Start of Block

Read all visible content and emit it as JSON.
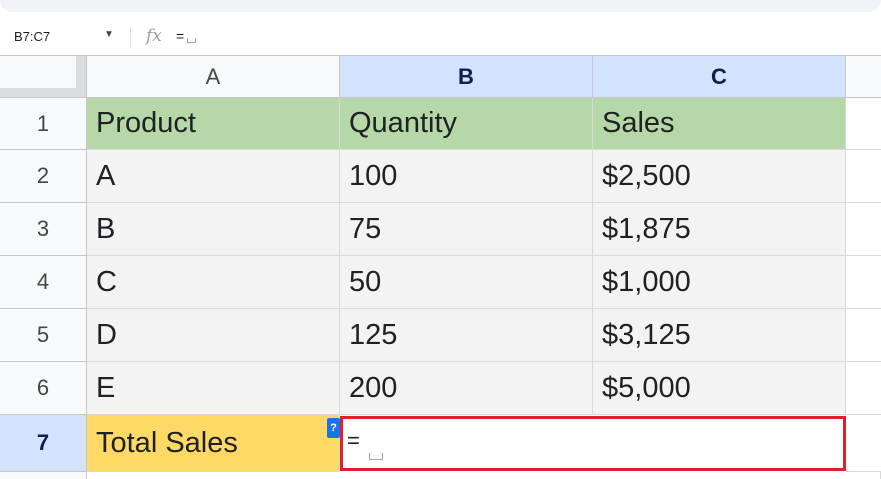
{
  "formula_bar": {
    "name_box": "B7:C7",
    "dropdown": "▼",
    "fx": "fx",
    "value": "="
  },
  "columns": [
    {
      "label": "A",
      "selected": false
    },
    {
      "label": "B",
      "selected": true
    },
    {
      "label": "C",
      "selected": true
    }
  ],
  "rows": [
    {
      "num": "1",
      "cells": [
        "Product",
        "Quantity",
        "Sales"
      ]
    },
    {
      "num": "2",
      "cells": [
        "A",
        "100",
        "$2,500"
      ]
    },
    {
      "num": "3",
      "cells": [
        "B",
        "75",
        "$1,875"
      ]
    },
    {
      "num": "4",
      "cells": [
        "C",
        "50",
        "$1,000"
      ]
    },
    {
      "num": "5",
      "cells": [
        "D",
        "125",
        "$3,125"
      ]
    },
    {
      "num": "6",
      "cells": [
        "E",
        "200",
        "$5,000"
      ]
    },
    {
      "num": "7",
      "cells": [
        "Total Sales",
        "=",
        ""
      ]
    }
  ],
  "editor": {
    "text": "=",
    "help_badge": "?"
  },
  "colors": {
    "header_fill": "#b6d7a8",
    "total_fill": "#ffd966",
    "selection_header": "#d3e3fd",
    "edit_border": "#e31e2f"
  }
}
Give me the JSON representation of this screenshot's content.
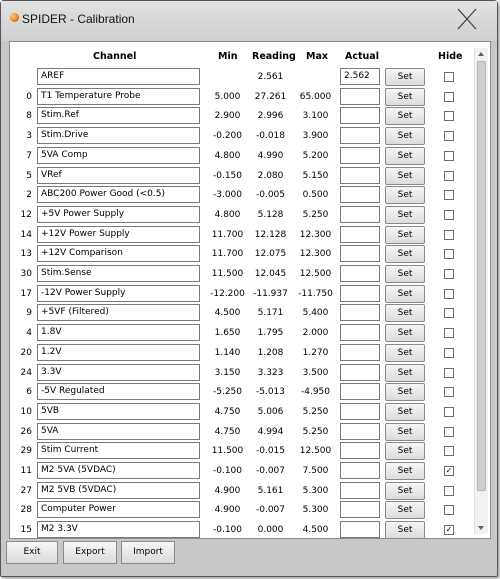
{
  "window": {
    "title": "SPIDER - Calibration"
  },
  "headers": {
    "channel": "Channel",
    "min": "Min",
    "reading": "Reading",
    "max": "Max",
    "actual": "Actual",
    "hide": "Hide"
  },
  "rows": [
    {
      "channel": "",
      "name": "AREF",
      "min": "",
      "reading": "2.561",
      "max": "",
      "actual": "2.562",
      "set": "Set",
      "hide": false
    },
    {
      "channel": "0",
      "name": "T1 Temperature Probe",
      "min": "5.000",
      "reading": "27.261",
      "max": "65.000",
      "actual": "",
      "set": "Set",
      "hide": false
    },
    {
      "channel": "8",
      "name": "Stim.Ref",
      "min": "2.900",
      "reading": "2.996",
      "max": "3.100",
      "actual": "",
      "set": "Set",
      "hide": false
    },
    {
      "channel": "3",
      "name": "Stim.Drive",
      "min": "-0.200",
      "reading": "-0.018",
      "max": "3.900",
      "actual": "",
      "set": "Set",
      "hide": false
    },
    {
      "channel": "7",
      "name": "5VA Comp",
      "min": "4.800",
      "reading": "4.990",
      "max": "5.200",
      "actual": "",
      "set": "Set",
      "hide": false
    },
    {
      "channel": "5",
      "name": "VRef",
      "min": "-0.150",
      "reading": "2.080",
      "max": "5.150",
      "actual": "",
      "set": "Set",
      "hide": false
    },
    {
      "channel": "2",
      "name": "ABC200 Power Good (<0.5)",
      "min": "-3.000",
      "reading": "-0.005",
      "max": "0.500",
      "actual": "",
      "set": "Set",
      "hide": false
    },
    {
      "channel": "12",
      "name": "+5V Power Supply",
      "min": "4.800",
      "reading": "5.128",
      "max": "5.250",
      "actual": "",
      "set": "Set",
      "hide": false
    },
    {
      "channel": "14",
      "name": "+12V Power Supply",
      "min": "11.700",
      "reading": "12.128",
      "max": "12.300",
      "actual": "",
      "set": "Set",
      "hide": false
    },
    {
      "channel": "13",
      "name": "+12V Comparison",
      "min": "11.700",
      "reading": "12.075",
      "max": "12.300",
      "actual": "",
      "set": "Set",
      "hide": false
    },
    {
      "channel": "30",
      "name": "Stim.Sense",
      "min": "11.500",
      "reading": "12.045",
      "max": "12.500",
      "actual": "",
      "set": "Set",
      "hide": false
    },
    {
      "channel": "17",
      "name": "-12V Power Supply",
      "min": "-12.200",
      "reading": "-11.937",
      "max": "-11.750",
      "actual": "",
      "set": "Set",
      "hide": false
    },
    {
      "channel": "9",
      "name": "+5VF (Filtered)",
      "min": "4.500",
      "reading": "5.171",
      "max": "5.400",
      "actual": "",
      "set": "Set",
      "hide": false
    },
    {
      "channel": "4",
      "name": "1.8V",
      "min": "1.650",
      "reading": "1.795",
      "max": "2.000",
      "actual": "",
      "set": "Set",
      "hide": false
    },
    {
      "channel": "20",
      "name": "1.2V",
      "min": "1.140",
      "reading": "1.208",
      "max": "1.270",
      "actual": "",
      "set": "Set",
      "hide": false
    },
    {
      "channel": "24",
      "name": "3.3V",
      "min": "3.150",
      "reading": "3.323",
      "max": "3.500",
      "actual": "",
      "set": "Set",
      "hide": false
    },
    {
      "channel": "6",
      "name": "-5V Regulated",
      "min": "-5.250",
      "reading": "-5.013",
      "max": "-4.950",
      "actual": "",
      "set": "Set",
      "hide": false
    },
    {
      "channel": "10",
      "name": "5VB",
      "min": "4.750",
      "reading": "5.006",
      "max": "5.250",
      "actual": "",
      "set": "Set",
      "hide": false
    },
    {
      "channel": "26",
      "name": "5VA",
      "min": "4.750",
      "reading": "4.994",
      "max": "5.250",
      "actual": "",
      "set": "Set",
      "hide": false
    },
    {
      "channel": "29",
      "name": "Stim Current",
      "min": "11.500",
      "reading": "-0.015",
      "max": "12.500",
      "actual": "",
      "set": "Set",
      "hide": false
    },
    {
      "channel": "11",
      "name": "M2 5VA (5VDAC)",
      "min": "-0.100",
      "reading": "-0.007",
      "max": "7.500",
      "actual": "",
      "set": "Set",
      "hide": true
    },
    {
      "channel": "27",
      "name": "M2 5VB (5VDAC)",
      "min": "4.900",
      "reading": "5.161",
      "max": "5.300",
      "actual": "",
      "set": "Set",
      "hide": false
    },
    {
      "channel": "28",
      "name": "Computer Power",
      "min": "4.900",
      "reading": "-0.007",
      "max": "5.300",
      "actual": "",
      "set": "Set",
      "hide": false
    },
    {
      "channel": "15",
      "name": "M2 3.3V",
      "min": "-0.100",
      "reading": "0.000",
      "max": "4.500",
      "actual": "",
      "set": "Set",
      "hide": true
    }
  ],
  "buttons": {
    "exit": "Exit",
    "export": "Export",
    "import": "Import"
  },
  "icons": {
    "close": "close-x-icon",
    "app": "spider-app-icon",
    "check": "✓"
  }
}
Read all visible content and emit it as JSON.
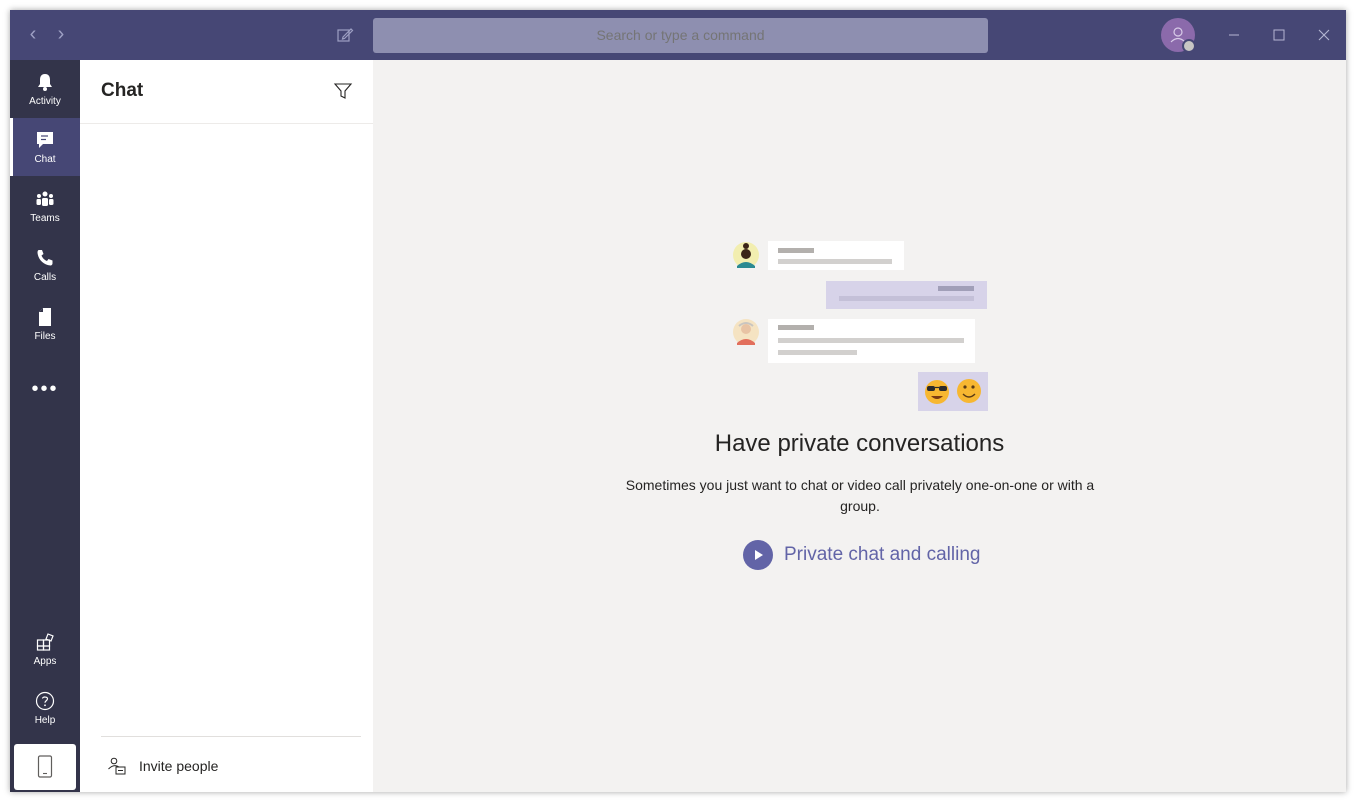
{
  "titlebar": {
    "search_placeholder": "Search or type a command",
    "back_icon": "chevron-left-icon",
    "forward_icon": "chevron-right-icon",
    "compose_icon": "compose-icon"
  },
  "rail": {
    "items": [
      {
        "label": "Activity",
        "icon": "bell-icon"
      },
      {
        "label": "Chat",
        "icon": "chat-icon",
        "active": true
      },
      {
        "label": "Teams",
        "icon": "teams-icon"
      },
      {
        "label": "Calls",
        "icon": "phone-icon"
      },
      {
        "label": "Files",
        "icon": "file-icon"
      }
    ],
    "more": "•••",
    "bottom_items": [
      {
        "label": "Apps",
        "icon": "apps-icon"
      },
      {
        "label": "Help",
        "icon": "help-icon"
      }
    ],
    "device_icon": "mobile-icon"
  },
  "chat_panel": {
    "title": "Chat",
    "filter_icon": "filter-icon",
    "invite_label": "Invite people"
  },
  "main": {
    "heading": "Have private conversations",
    "subtext": "Sometimes you just want to chat or video call privately one-on-one or with a group.",
    "video_link": "Private chat and calling"
  },
  "colors": {
    "titlebar": "#464775",
    "rail": "#33344a",
    "accent": "#6264a7",
    "main_bg": "#f3f2f1"
  }
}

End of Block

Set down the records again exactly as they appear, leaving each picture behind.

Read all visible content and emit it as JSON.
{
  "formula_bar": {
    "name_box": "B7:C7",
    "dropdown": "▼",
    "fx": "fx",
    "value": "="
  },
  "columns": [
    {
      "label": "A",
      "selected": false
    },
    {
      "label": "B",
      "selected": true
    },
    {
      "label": "C",
      "selected": true
    }
  ],
  "rows": [
    {
      "num": "1",
      "cells": [
        "Product",
        "Quantity",
        "Sales"
      ]
    },
    {
      "num": "2",
      "cells": [
        "A",
        "100",
        "$2,500"
      ]
    },
    {
      "num": "3",
      "cells": [
        "B",
        "75",
        "$1,875"
      ]
    },
    {
      "num": "4",
      "cells": [
        "C",
        "50",
        "$1,000"
      ]
    },
    {
      "num": "5",
      "cells": [
        "D",
        "125",
        "$3,125"
      ]
    },
    {
      "num": "6",
      "cells": [
        "E",
        "200",
        "$5,000"
      ]
    },
    {
      "num": "7",
      "cells": [
        "Total Sales",
        "=",
        ""
      ]
    }
  ],
  "editor": {
    "text": "=",
    "help_badge": "?"
  },
  "colors": {
    "header_fill": "#b6d7a8",
    "total_fill": "#ffd966",
    "selection_header": "#d3e3fd",
    "edit_border": "#e31e2f"
  }
}
Give me the JSON representation of this screenshot's content.
{
  "window": {
    "title": "SPIDER - Calibration"
  },
  "headers": {
    "channel": "Channel",
    "min": "Min",
    "reading": "Reading",
    "max": "Max",
    "actual": "Actual",
    "hide": "Hide"
  },
  "rows": [
    {
      "channel": "",
      "name": "AREF",
      "min": "",
      "reading": "2.561",
      "max": "",
      "actual": "2.562",
      "set": "Set",
      "hide": false
    },
    {
      "channel": "0",
      "name": "T1 Temperature Probe",
      "min": "5.000",
      "reading": "27.261",
      "max": "65.000",
      "actual": "",
      "set": "Set",
      "hide": false
    },
    {
      "channel": "8",
      "name": "Stim.Ref",
      "min": "2.900",
      "reading": "2.996",
      "max": "3.100",
      "actual": "",
      "set": "Set",
      "hide": false
    },
    {
      "channel": "3",
      "name": "Stim.Drive",
      "min": "-0.200",
      "reading": "-0.018",
      "max": "3.900",
      "actual": "",
      "set": "Set",
      "hide": false
    },
    {
      "channel": "7",
      "name": "5VA Comp",
      "min": "4.800",
      "reading": "4.990",
      "max": "5.200",
      "actual": "",
      "set": "Set",
      "hide": false
    },
    {
      "channel": "5",
      "name": "VRef",
      "min": "-0.150",
      "reading": "2.080",
      "max": "5.150",
      "actual": "",
      "set": "Set",
      "hide": false
    },
    {
      "channel": "2",
      "name": "ABC200 Power Good (<0.5)",
      "min": "-3.000",
      "reading": "-0.005",
      "max": "0.500",
      "actual": "",
      "set": "Set",
      "hide": false
    },
    {
      "channel": "12",
      "name": "+5V Power Supply",
      "min": "4.800",
      "reading": "5.128",
      "max": "5.250",
      "actual": "",
      "set": "Set",
      "hide": false
    },
    {
      "channel": "14",
      "name": "+12V Power Supply",
      "min": "11.700",
      "reading": "12.128",
      "max": "12.300",
      "actual": "",
      "set": "Set",
      "hide": false
    },
    {
      "channel": "13",
      "name": "+12V Comparison",
      "min": "11.700",
      "reading": "12.075",
      "max": "12.300",
      "actual": "",
      "set": "Set",
      "hide": false
    },
    {
      "channel": "30",
      "name": "Stim.Sense",
      "min": "11.500",
      "reading": "12.045",
      "max": "12.500",
      "actual": "",
      "set": "Set",
      "hide": false
    },
    {
      "channel": "17",
      "name": "-12V Power Supply",
      "min": "-12.200",
      "reading": "-11.937",
      "max": "-11.750",
      "actual": "",
      "set": "Set",
      "hide": false
    },
    {
      "channel": "9",
      "name": "+5VF (Filtered)",
      "min": "4.500",
      "reading": "5.171",
      "max": "5.400",
      "actual": "",
      "set": "Set",
      "hide": false
    },
    {
      "channel": "4",
      "name": "1.8V",
      "min": "1.650",
      "reading": "1.795",
      "max": "2.000",
      "actual": "",
      "set": "Set",
      "hide": false
    },
    {
      "channel": "20",
      "name": "1.2V",
      "min": "1.140",
      "reading": "1.208",
      "max": "1.270",
      "actual": "",
      "set": "Set",
      "hide": false
    },
    {
      "channel": "24",
      "name": "3.3V",
      "min": "3.150",
      "reading": "3.323",
      "max": "3.500",
      "actual": "",
      "set": "Set",
      "hide": false
    },
    {
      "channel": "6",
      "name": "-5V Regulated",
      "min": "-5.250",
      "reading": "-5.013",
      "max": "-4.950",
      "actual": "",
      "set": "Set",
      "hide": false
    },
    {
      "channel": "10",
      "name": "5VB",
      "min": "4.750",
      "reading": "5.006",
      "max": "5.250",
      "actual": "",
      "set": "Set",
      "hide": false
    },
    {
      "channel": "26",
      "name": "5VA",
      "min": "4.750",
      "reading": "4.994",
      "max": "5.250",
      "actual": "",
      "set": "Set",
      "hide": false
    },
    {
      "channel": "29",
      "name": "Stim Current",
      "min": "11.500",
      "reading": "-0.015",
      "max": "12.500",
      "actual": "",
      "set": "Set",
      "hide": false
    },
    {
      "channel": "11",
      "name": "M2 5VA (5VDAC)",
      "min": "-0.100",
      "reading": "-0.007",
      "max": "7.500",
      "actual": "",
      "set": "Set",
      "hide": true
    },
    {
      "channel": "27",
      "name": "M2 5VB (5VDAC)",
      "min": "4.900",
      "reading": "5.161",
      "max": "5.300",
      "actual": "",
      "set": "Set",
      "hide": false
    },
    {
      "channel": "28",
      "name": "Computer Power",
      "min": "4.900",
      "reading": "-0.007",
      "max": "5.300",
      "actual": "",
      "set": "Set",
      "hide": false
    },
    {
      "channel": "15",
      "name": "M2 3.3V",
      "min": "-0.100",
      "reading": "0.000",
      "max": "4.500",
      "actual": "",
      "set": "Set",
      "hide": true
    }
  ],
  "buttons": {
    "exit": "Exit",
    "export": "Export",
    "import": "Import"
  },
  "icons": {
    "close": "close-x-icon",
    "app": "spider-app-icon",
    "check": "✓"
  }
}
Read all visible content and emit it as JSON.
{
  "titlebar": {
    "search_placeholder": "Search or type a command",
    "back_icon": "chevron-left-icon",
    "forward_icon": "chevron-right-icon",
    "compose_icon": "compose-icon"
  },
  "rail": {
    "items": [
      {
        "label": "Activity",
        "icon": "bell-icon"
      },
      {
        "label": "Chat",
        "icon": "chat-icon",
        "active": true
      },
      {
        "label": "Teams",
        "icon": "teams-icon"
      },
      {
        "label": "Calls",
        "icon": "phone-icon"
      },
      {
        "label": "Files",
        "icon": "file-icon"
      }
    ],
    "more": "•••",
    "bottom_items": [
      {
        "label": "Apps",
        "icon": "apps-icon"
      },
      {
        "label": "Help",
        "icon": "help-icon"
      }
    ],
    "device_icon": "mobile-icon"
  },
  "chat_panel": {
    "title": "Chat",
    "filter_icon": "filter-icon",
    "invite_label": "Invite people"
  },
  "main": {
    "heading": "Have private conversations",
    "subtext": "Sometimes you just want to chat or video call privately one-on-one or with a group.",
    "video_link": "Private chat and calling"
  },
  "colors": {
    "titlebar": "#464775",
    "rail": "#33344a",
    "accent": "#6264a7",
    "main_bg": "#f3f2f1"
  }
}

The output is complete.